Public transportation: How clean are trolleys and buses in the midst of the Hepatitis A outbreak?
SAN DIEGO (KUSI) — San Diego residents are afraid to ride the trolley as the county’s Hepatitis A outbreak continues to spread.
The fear is that infected people are touching trolley seats and poles and little is being done to sterilize public transportation downtown.
San Diego residents are now focusing their attention on the county’s public transportation as Hepatitis A continues to spread. Law firm Heys & Cox, LLP have collected numerous pictures of feces on downtown streets, sending the pictures to Mayor Kevin Falconer, urging him to take action.
"MTS always cleans all of its buses and light rail vehicles every day. All surfaces are cleaned daily. At the recommendation of the County of San Diego, we are now using a cleaning solution with 10 percent bleach. Cleaning procedures have been reviewed with all cleaning crews. Everyone is being extra diligent in light of the Hep A outbreak," said Rob Schupp, Director of Marketing and Communications for the Metropolitan Transit System.
According to Heys & Cox, people are defecating on downtown benches, walls and streets near grocery stores and public transportation stops, creating concerns the virus could be spread to people who live, work and shop in the area.
Elevating concerns further, the Los Angeles Times published a story about San Diego residents and their fear of riding the trolley.
"The fear in the air at the moment seems to be centered on the notion that shared surfaces and spaces might harbor malicious microbes, left by an infected person, that could transfer to the hands of the next individual to use that same handle or knob or buffet line utensil," the Times wrote.

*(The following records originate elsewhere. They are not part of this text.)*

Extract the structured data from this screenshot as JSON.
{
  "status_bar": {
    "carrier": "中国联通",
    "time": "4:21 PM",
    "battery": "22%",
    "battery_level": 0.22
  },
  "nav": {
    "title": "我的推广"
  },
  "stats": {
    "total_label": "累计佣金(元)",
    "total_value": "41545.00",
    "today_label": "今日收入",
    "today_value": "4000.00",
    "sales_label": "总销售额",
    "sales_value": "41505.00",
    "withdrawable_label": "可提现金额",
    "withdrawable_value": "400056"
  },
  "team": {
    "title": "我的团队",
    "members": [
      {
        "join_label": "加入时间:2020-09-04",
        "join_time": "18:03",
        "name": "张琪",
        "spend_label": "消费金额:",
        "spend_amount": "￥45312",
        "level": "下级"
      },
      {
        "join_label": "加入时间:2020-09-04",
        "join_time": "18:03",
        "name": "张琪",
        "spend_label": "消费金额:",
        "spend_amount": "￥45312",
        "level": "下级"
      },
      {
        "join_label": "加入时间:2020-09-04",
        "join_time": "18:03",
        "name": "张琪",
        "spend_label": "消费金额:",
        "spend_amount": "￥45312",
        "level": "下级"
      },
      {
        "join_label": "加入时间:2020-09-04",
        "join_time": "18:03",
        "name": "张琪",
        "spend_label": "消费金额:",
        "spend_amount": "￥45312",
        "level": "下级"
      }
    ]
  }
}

Hepatitis A is spread by coming in contact with infected feces. The virus has hit the homeless population the hardest, as they use the streets for a restroom.